Days to Make: 2
Active Prep Time: 40 minutes
Rise Time: about 18 hours
Bake Time: 30 minutes
Yield: 12 bagels
Recipe inspired by:
The Bread Baker’s Apprentice
Anyone who has ever traveled to New York City or Chicago definitely has a first “real” bagel story. Our first experience was on a community service trip during spring break. This recipe makes a very close copy of those east coast bagels…yet they aren’t the same. Maybe its the New York water but this recipe is definitely worth giving a try.
Don’t be alarmed by the two days required to prepare this recipe. They are pretty easy to make and don’t require a lot of active preparation time. The bagels are best made with malt powder but turn out phenomenally well when using honey or brown sugar for the sweetener as well.
1 teaspoon (.11 ounces) Instant yeast
4 cups (18 ounces) Unbleached high-gluten or bread flour
2-1/2 cups (20 ounces) Water, room temperature
1/2 teaspoon (.055 ounce) Instant yeast
3-3/4 cups (17 ounces) Unbleached high-gluten or bread flour
2-3/4 cups (.7 ounce) salt
2 teaspoons (.33 ounce) malt powder
or 1 tablespoon (.5 ounce) dark or light malt syrup, honey or brown sugar
1. Preparing the sponge (starter). Stir together yeast and flour in a large mixing bowl.
2. Add the water, whisking only until the mixture forms a smooth, sticky batter (similar to pancake batter). Cover the bowl with plastic wrap and let it rise on the counter until the mixture becomes very foamy and bubbly, about 2 hours.
3. Making the dough. Add the 1/2-teaspoon yeast to the same bowl as the sponge. Mix until combined.
4. Add 3 cups of the flour, salt and malt/brown sugar. Stir until the ingredients form a rough dough, slowly working in the remaining 3/4 cup flour to make a stiff dough.
5. Transfer the dough to a lightly floured counter and knead for about 10 minutes. The dough will be firm and stiff but still pliable. The dough should be able to be stretched into a windowpane when finished kneading.
6. Divide the dough into 12 4-1/2 ounce pieces. A 4-1/2 ounce piece of dough is about the size of a baseball. Shape each piece of dough into a ball by rolling it between the counter and palm of your hand. Cover the balls with a damp towel and allow them to rest for 20 minutes.
7. Line 2 sheet pans with parchment paper and spray them with nonstick cooking spray. To shape the bagels, pinch your thumb and forefinger through the middle of each ball of dough. Then, gently stretch the dough ring until the hole is about 2-inches wide. Place each shaped bagel 2-inches apart on the prepared sheet pans. Let the pans sit for 20 minutes.

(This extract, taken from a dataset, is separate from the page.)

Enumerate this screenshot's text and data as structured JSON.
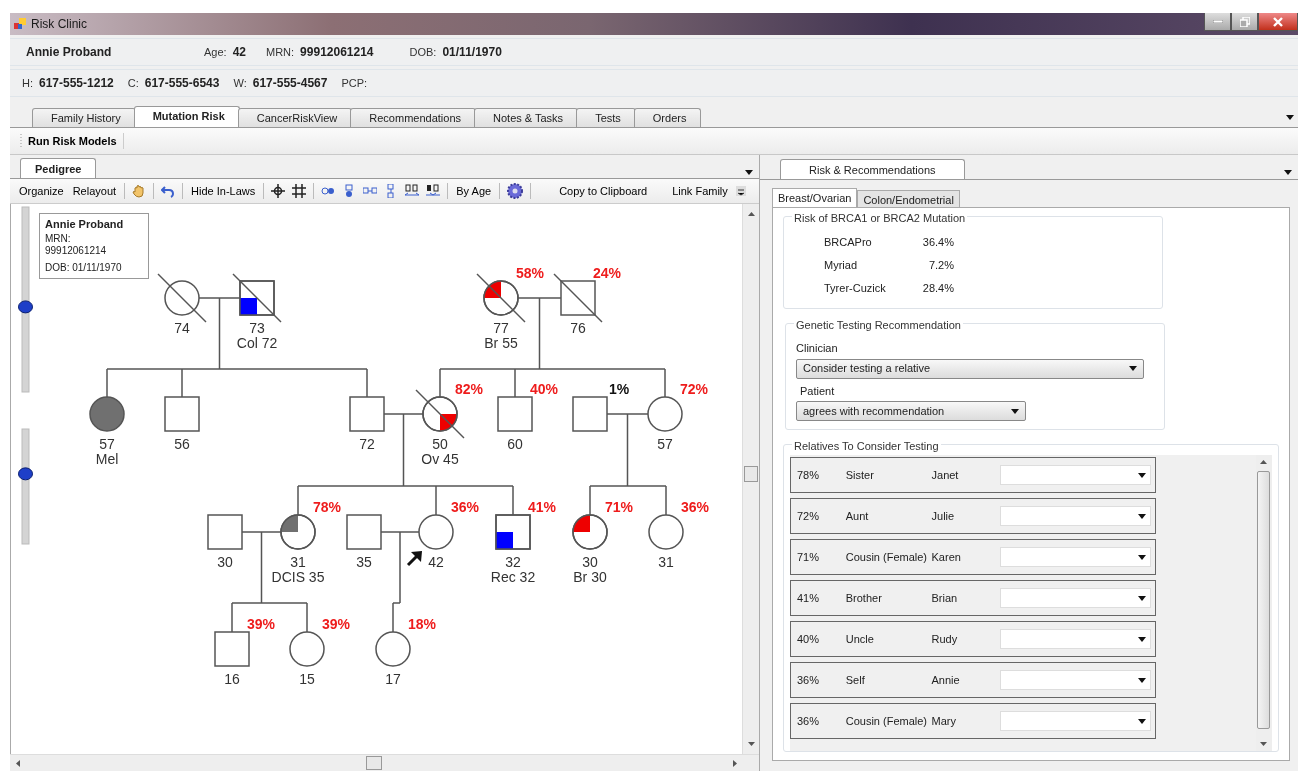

8. Perform the “float” test to see if the bagels are ready to go into the refrigerator for the final overnight rise. They’re ready when they float within 10 seconds after being dropped into the water. Take one bagel and place it in a bowl of water. If it floats, great! If not, place the bagel back on the pan and continue checking every 10-20 minutes. Once the bagel floats, cover the tray with plastic and place it in the refrigerator overnight.
9. Boiling the bagels. The following day (or whenever you are ready), preheat the oven to 500° F. Bring a large pot of water to a rolling boil; the wider the pot the better. Add 1 tablespoon baking soda. Remove bagels from the refrigerator and gently drop them into the water. Be sure to only boil as many as can comfortably fit. Boil bagels for 1 minute on each side then return to the pan with at least 2-inches space between them.
10. Baking the bagels. when all bagels are boiled, place the pans of boiled bagels in the oven. Bake for approximately 5 minutes, then rotate pans; switching shelves and giving the pans a180-degree rotation. After the rotation, lower oven to 450° F and continue baking for another 5 minutes, or until the bagels are golden brown.
Remove pans from the oven and let the bagels cool on a rack for 15 minutes before serving.
- It is perfectly ok to substitute brown sugar or honey for the malt powder. Malt powder does add a distinctive flavor and can be purchased at your local home brew supply store on online. However, we’ve made these bagels several times with brown sugar and they turn out just fine.
- If you like chewier bagels, boil for 2 minutes on both sides instead of the 1 minute listed above. This will result in a chewier crumb.